◆ Task input:

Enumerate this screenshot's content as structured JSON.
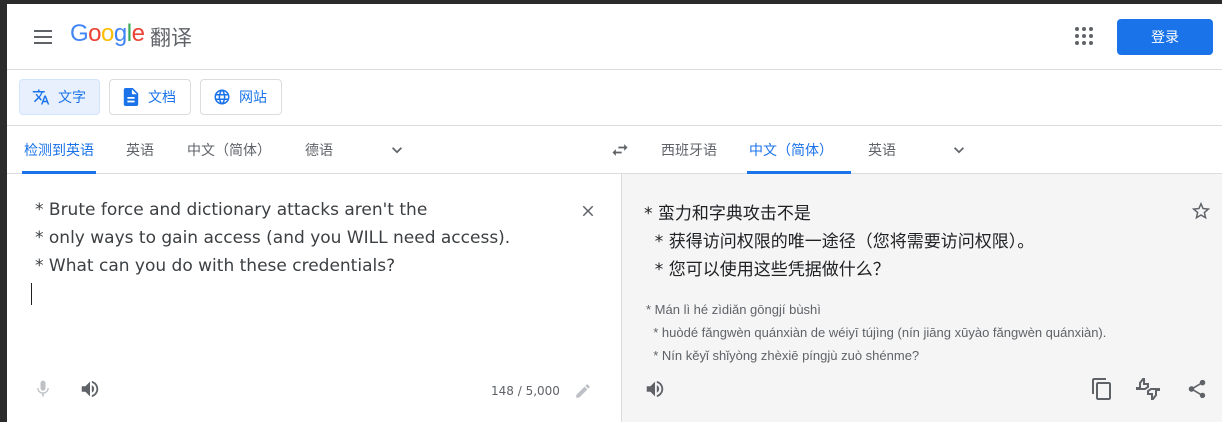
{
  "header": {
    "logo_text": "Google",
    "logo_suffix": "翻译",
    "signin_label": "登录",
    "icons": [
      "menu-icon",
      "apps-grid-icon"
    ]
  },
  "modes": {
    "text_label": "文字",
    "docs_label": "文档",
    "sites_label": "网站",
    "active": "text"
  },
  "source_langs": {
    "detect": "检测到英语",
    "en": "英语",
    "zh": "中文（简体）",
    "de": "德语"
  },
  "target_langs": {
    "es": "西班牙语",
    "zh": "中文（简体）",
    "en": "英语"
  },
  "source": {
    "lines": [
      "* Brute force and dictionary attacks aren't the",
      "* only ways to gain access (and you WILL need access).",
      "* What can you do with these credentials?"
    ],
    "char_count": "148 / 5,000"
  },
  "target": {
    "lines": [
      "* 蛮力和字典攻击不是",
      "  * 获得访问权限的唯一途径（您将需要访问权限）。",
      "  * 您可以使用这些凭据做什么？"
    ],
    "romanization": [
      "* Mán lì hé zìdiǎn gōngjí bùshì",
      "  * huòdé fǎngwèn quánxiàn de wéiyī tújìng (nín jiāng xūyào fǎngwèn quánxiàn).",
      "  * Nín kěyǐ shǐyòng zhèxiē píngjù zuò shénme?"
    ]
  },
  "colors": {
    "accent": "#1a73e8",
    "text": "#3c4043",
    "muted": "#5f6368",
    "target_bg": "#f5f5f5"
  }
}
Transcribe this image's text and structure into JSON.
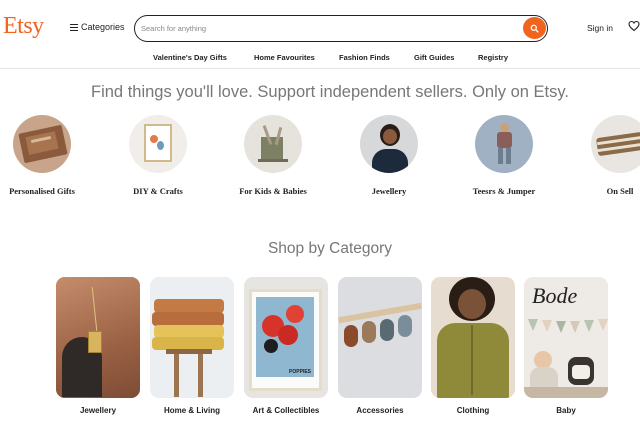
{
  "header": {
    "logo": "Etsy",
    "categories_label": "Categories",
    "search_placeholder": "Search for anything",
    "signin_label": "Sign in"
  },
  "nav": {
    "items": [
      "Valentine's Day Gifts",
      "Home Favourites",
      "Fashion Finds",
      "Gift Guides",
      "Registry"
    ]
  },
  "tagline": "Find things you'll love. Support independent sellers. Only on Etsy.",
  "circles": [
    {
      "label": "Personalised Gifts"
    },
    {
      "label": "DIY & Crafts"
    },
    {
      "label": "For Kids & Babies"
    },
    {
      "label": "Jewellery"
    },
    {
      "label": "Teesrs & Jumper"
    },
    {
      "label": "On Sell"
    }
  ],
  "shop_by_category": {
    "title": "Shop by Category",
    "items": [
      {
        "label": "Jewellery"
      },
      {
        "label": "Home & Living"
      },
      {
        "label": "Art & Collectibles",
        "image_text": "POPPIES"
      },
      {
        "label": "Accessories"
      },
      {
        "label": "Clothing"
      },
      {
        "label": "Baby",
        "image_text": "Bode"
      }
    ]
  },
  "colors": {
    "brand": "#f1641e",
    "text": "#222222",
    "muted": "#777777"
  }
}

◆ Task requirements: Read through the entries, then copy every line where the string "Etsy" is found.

◆ Exercise output:
    "logo": "Etsy",
  "tagline": "Find things you'll love. Support independent sellers. Only on Etsy.",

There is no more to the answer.